Repeat the data exactly, so that every line matches the original.

─── Raw data

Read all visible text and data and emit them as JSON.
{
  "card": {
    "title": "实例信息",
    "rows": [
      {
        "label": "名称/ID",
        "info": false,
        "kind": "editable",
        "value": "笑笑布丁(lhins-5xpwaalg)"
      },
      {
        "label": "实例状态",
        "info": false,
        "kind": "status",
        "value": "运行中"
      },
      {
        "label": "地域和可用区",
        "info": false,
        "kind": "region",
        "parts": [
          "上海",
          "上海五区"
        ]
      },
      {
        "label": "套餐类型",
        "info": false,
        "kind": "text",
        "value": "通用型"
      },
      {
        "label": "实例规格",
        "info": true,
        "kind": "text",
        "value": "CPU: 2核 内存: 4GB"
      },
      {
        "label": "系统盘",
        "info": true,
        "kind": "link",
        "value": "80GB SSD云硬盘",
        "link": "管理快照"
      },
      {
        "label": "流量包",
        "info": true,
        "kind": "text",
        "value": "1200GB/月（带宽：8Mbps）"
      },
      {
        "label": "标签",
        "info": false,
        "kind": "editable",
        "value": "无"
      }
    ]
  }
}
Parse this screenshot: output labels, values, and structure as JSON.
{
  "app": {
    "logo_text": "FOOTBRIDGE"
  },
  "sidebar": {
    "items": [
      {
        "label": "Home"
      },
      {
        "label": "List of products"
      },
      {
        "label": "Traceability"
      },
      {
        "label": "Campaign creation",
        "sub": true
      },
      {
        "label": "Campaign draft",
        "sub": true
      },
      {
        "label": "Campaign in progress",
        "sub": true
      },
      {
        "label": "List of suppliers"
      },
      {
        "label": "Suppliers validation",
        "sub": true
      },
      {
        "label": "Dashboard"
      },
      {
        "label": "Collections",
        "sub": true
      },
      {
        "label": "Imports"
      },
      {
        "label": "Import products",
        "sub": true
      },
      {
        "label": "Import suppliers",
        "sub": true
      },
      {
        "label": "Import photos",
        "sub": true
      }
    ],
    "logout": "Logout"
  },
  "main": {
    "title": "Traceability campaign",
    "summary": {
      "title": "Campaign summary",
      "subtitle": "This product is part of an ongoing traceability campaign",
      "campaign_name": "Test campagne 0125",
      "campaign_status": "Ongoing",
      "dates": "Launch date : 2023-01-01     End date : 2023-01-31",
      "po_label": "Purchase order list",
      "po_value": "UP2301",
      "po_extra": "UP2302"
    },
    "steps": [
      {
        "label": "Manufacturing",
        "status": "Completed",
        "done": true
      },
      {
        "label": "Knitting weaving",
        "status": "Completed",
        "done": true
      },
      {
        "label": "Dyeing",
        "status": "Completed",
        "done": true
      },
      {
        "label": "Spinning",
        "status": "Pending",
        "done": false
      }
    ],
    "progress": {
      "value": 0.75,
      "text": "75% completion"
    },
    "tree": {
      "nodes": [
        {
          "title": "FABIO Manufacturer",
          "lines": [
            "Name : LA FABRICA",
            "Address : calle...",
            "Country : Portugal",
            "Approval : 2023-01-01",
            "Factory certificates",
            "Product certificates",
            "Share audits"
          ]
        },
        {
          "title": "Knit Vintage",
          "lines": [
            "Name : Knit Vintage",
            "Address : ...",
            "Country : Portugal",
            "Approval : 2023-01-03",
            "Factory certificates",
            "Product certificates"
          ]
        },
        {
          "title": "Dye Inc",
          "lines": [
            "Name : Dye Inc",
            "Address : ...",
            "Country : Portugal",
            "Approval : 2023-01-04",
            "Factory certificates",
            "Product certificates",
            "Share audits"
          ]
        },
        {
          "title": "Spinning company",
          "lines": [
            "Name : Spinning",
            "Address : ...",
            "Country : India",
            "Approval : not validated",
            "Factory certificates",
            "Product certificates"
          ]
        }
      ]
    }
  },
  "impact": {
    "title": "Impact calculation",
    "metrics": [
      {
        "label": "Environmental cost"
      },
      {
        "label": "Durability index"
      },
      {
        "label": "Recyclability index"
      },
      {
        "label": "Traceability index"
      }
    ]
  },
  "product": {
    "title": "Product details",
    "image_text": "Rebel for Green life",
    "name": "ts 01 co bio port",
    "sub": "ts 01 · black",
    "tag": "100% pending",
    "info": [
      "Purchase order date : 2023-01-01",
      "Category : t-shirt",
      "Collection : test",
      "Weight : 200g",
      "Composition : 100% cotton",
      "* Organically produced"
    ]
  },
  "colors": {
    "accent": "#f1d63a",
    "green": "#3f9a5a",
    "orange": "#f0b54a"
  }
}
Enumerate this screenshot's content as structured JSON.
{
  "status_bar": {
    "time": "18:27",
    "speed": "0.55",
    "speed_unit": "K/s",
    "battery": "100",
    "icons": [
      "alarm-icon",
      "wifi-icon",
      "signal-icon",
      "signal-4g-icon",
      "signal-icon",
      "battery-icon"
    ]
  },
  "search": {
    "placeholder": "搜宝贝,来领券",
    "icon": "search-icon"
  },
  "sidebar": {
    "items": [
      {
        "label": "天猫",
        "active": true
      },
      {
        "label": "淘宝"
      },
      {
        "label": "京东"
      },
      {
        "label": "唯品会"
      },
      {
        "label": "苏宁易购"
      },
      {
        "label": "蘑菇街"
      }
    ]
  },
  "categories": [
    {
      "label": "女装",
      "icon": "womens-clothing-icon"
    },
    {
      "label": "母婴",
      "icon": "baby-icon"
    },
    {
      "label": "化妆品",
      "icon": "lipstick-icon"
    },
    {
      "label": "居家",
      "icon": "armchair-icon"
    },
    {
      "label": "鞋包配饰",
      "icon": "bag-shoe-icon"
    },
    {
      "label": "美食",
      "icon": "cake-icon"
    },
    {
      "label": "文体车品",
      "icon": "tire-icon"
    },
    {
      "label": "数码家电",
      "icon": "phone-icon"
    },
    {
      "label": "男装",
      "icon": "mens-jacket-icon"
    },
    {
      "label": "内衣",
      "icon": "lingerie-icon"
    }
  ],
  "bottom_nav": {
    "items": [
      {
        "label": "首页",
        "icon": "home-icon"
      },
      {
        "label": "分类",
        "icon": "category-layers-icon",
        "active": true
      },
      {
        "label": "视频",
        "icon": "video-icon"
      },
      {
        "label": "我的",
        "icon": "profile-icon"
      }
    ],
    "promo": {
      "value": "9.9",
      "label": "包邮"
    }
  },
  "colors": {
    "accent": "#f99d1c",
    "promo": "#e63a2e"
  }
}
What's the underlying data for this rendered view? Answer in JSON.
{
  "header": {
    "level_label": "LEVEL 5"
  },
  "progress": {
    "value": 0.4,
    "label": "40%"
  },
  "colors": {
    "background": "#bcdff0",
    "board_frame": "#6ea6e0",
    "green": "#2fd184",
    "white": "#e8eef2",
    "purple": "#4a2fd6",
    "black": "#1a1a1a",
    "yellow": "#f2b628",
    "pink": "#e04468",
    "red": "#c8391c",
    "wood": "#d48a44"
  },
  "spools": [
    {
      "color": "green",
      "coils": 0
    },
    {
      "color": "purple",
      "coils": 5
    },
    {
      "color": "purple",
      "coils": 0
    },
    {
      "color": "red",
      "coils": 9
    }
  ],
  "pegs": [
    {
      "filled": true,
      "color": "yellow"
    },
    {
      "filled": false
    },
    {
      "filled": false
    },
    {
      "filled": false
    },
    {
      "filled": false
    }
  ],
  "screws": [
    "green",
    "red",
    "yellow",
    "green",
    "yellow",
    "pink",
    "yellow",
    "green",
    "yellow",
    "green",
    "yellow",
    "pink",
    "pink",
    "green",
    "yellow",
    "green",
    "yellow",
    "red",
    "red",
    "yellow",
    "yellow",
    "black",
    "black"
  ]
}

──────

* Result for this task
Read all visible text and data and emit them as JSON.
{
  "card": {
    "title": "实例信息",
    "rows": [
      {
        "label": "名称/ID",
        "info": false,
        "kind": "editable",
        "value": "笑笑布丁(lhins-5xpwaalg)"
      },
      {
        "label": "实例状态",
        "info": false,
        "kind": "status",
        "value": "运行中"
      },
      {
        "label": "地域和可用区",
        "info": false,
        "kind": "region",
        "parts": [
          "上海",
          "上海五区"
        ]
      },
      {
        "label": "套餐类型",
        "info": false,
        "kind": "text",
        "value": "通用型"
      },
      {
        "label": "实例规格",
        "info": true,
        "kind": "text",
        "value": "CPU: 2核 内存: 4GB"
      },
      {
        "label": "系统盘",
        "info": true,
        "kind": "link",
        "value": "80GB SSD云硬盘",
        "link": "管理快照"
      },
      {
        "label": "流量包",
        "info": true,
        "kind": "text",
        "value": "1200GB/月（带宽：8Mbps）"
      },
      {
        "label": "标签",
        "info": false,
        "kind": "editable",
        "value": "无"
      }
    ]
  }
}
Parse this screenshot: output labels, values, and structure as JSON.
{
  "app": {
    "logo_text": "FOOTBRIDGE"
  },
  "sidebar": {
    "items": [
      {
        "label": "Home"
      },
      {
        "label": "List of products"
      },
      {
        "label": "Traceability"
      },
      {
        "label": "Campaign creation",
        "sub": true
      },
      {
        "label": "Campaign draft",
        "sub": true
      },
      {
        "label": "Campaign in progress",
        "sub": true
      },
      {
        "label": "List of suppliers"
      },
      {
        "label": "Suppliers validation",
        "sub": true
      },
      {
        "label": "Dashboard"
      },
      {
        "label": "Collections",
        "sub": true
      },
      {
        "label": "Imports"
      },
      {
        "label": "Import products",
        "sub": true
      },
      {
        "label": "Import suppliers",
        "sub": true
      },
      {
        "label": "Import photos",
        "sub": true
      }
    ],
    "logout": "Logout"
  },
  "main": {
    "title": "Traceability campaign",
    "summary": {
      "title": "Campaign summary",
      "subtitle": "This product is part of an ongoing traceability campaign",
      "campaign_name": "Test campagne 0125",
      "campaign_status": "Ongoing",
      "dates": "Launch date : 2023-01-01     End date : 2023-01-31",
      "po_label": "Purchase order list",
      "po_value": "UP2301",
      "po_extra": "UP2302"
    },
    "steps": [
      {
        "label": "Manufacturing",
        "status": "Completed",
        "done": true
      },
      {
        "label": "Knitting weaving",
        "status": "Completed",
        "done": true
      },
      {
        "label": "Dyeing",
        "status": "Completed",
        "done": true
      },
      {
        "label": "Spinning",
        "status": "Pending",
        "done": false
      }
    ],
    "progress": {
      "value": 0.75,
      "text": "75% completion"
    },
    "tree": {
      "nodes": [
        {
          "title": "FABIO Manufacturer",
          "lines": [
            "Name : LA FABRICA",
            "Address : calle...",
            "Country : Portugal",
            "Approval : 2023-01-01",
            "Factory certificates",
            "Product certificates",
            "Share audits"
          ]
        },
        {
          "title": "Knit Vintage",
          "lines": [
            "Name : Knit Vintage",
            "Address : ...",
            "Country : Portugal",
            "Approval : 2023-01-03",
            "Factory certificates",
            "Product certificates"
          ]
        },
        {
          "title": "Dye Inc",
          "lines": [
            "Name : Dye Inc",
            "Address : ...",
            "Country : Portugal",
            "Approval : 2023-01-04",
            "Factory certificates",
            "Product certificates",
            "Share audits"
          ]
        },
        {
          "title": "Spinning company",
          "lines": [
            "Name : Spinning",
            "Address : ...",
            "Country : India",
            "Approval : not validated",
            "Factory certificates",
            "Product certificates"
          ]
        }
      ]
    }
  },
  "impact": {
    "title": "Impact calculation",
    "metrics": [
      {
        "label": "Environmental cost"
      },
      {
        "label": "Durability index"
      },
      {
        "label": "Recyclability index"
      },
      {
        "label": "Traceability index"
      }
    ]
  },
  "product": {
    "title": "Product details",
    "image_text": "Rebel for Green life",
    "name": "ts 01 co bio port",
    "sub": "ts 01 · black",
    "tag": "100% pending",
    "info": [
      "Purchase order date : 2023-01-01",
      "Category : t-shirt",
      "Collection : test",
      "Weight : 200g",
      "Composition : 100% cotton",
      "* Organically produced"
    ]
  },
  "colors": {
    "accent": "#f1d63a",
    "green": "#3f9a5a",
    "orange": "#f0b54a"
  }
}
Enumerate this screenshot's content as structured JSON.
{
  "status_bar": {
    "time": "18:27",
    "speed": "0.55",
    "speed_unit": "K/s",
    "battery": "100",
    "icons": [
      "alarm-icon",
      "wifi-icon",
      "signal-icon",
      "signal-4g-icon",
      "signal-icon",
      "battery-icon"
    ]
  },
  "search": {
    "placeholder": "搜宝贝,来领券",
    "icon": "search-icon"
  },
  "sidebar": {
    "items": [
      {
        "label": "天猫",
        "active": true
      },
      {
        "label": "淘宝"
      },
      {
        "label": "京东"
      },
      {
        "label": "唯品会"
      },
      {
        "label": "苏宁易购"
      },
      {
        "label": "蘑菇街"
      }
    ]
  },
  "categories": [
    {
      "label": "女装",
      "icon": "womens-clothing-icon"
    },
    {
      "label": "母婴",
      "icon": "baby-icon"
    },
    {
      "label": "化妆品",
      "icon": "lipstick-icon"
    },
    {
      "label": "居家",
      "icon": "armchair-icon"
    },
    {
      "label": "鞋包配饰",
      "icon": "bag-shoe-icon"
    },
    {
      "label": "美食",
      "icon": "cake-icon"
    },
    {
      "label": "文体车品",
      "icon": "tire-icon"
    },
    {
      "label": "数码家电",
      "icon": "phone-icon"
    },
    {
      "label": "男装",
      "icon": "mens-jacket-icon"
    },
    {
      "label": "内衣",
      "icon": "lingerie-icon"
    }
  ],
  "bottom_nav": {
    "items": [
      {
        "label": "首页",
        "icon": "home-icon"
      },
      {
        "label": "分类",
        "icon": "category-layers-icon",
        "active": true
      },
      {
        "label": "视频",
        "icon": "video-icon"
      },
      {
        "label": "我的",
        "icon": "profile-icon"
      }
    ],
    "promo": {
      "value": "9.9",
      "label": "包邮"
    }
  },
  "colors": {
    "accent": "#f99d1c",
    "promo": "#e63a2e"
  }
}
What's the underlying data for this rendered view? Answer in JSON.
{
  "header": {
    "level_label": "LEVEL 5"
  },
  "progress": {
    "value": 0.4,
    "label": "40%"
  },
  "colors": {
    "background": "#bcdff0",
    "board_frame": "#6ea6e0",
    "green": "#2fd184",
    "white": "#e8eef2",
    "purple": "#4a2fd6",
    "black": "#1a1a1a",
    "yellow": "#f2b628",
    "pink": "#e04468",
    "red": "#c8391c",
    "wood": "#d48a44"
  },
  "spools": [
    {
      "color": "green",
      "coils": 0
    },
    {
      "color": "purple",
      "coils": 5
    },
    {
      "color": "purple",
      "coils": 0
    },
    {
      "color": "red",
      "coils": 9
    }
  ],
  "pegs": [
    {
      "filled": true,
      "color": "yellow"
    },
    {
      "filled": false
    },
    {
      "filled": false
    },
    {
      "filled": false
    },
    {
      "filled": false
    }
  ],
  "screws": [
    "green",
    "red",
    "yellow",
    "green",
    "yellow",
    "pink",
    "yellow",
    "green",
    "yellow",
    "green",
    "yellow",
    "pink",
    "pink",
    "green",
    "yellow",
    "green",
    "yellow",
    "red",
    "red",
    "yellow",
    "yellow",
    "black",
    "black"
  ]
}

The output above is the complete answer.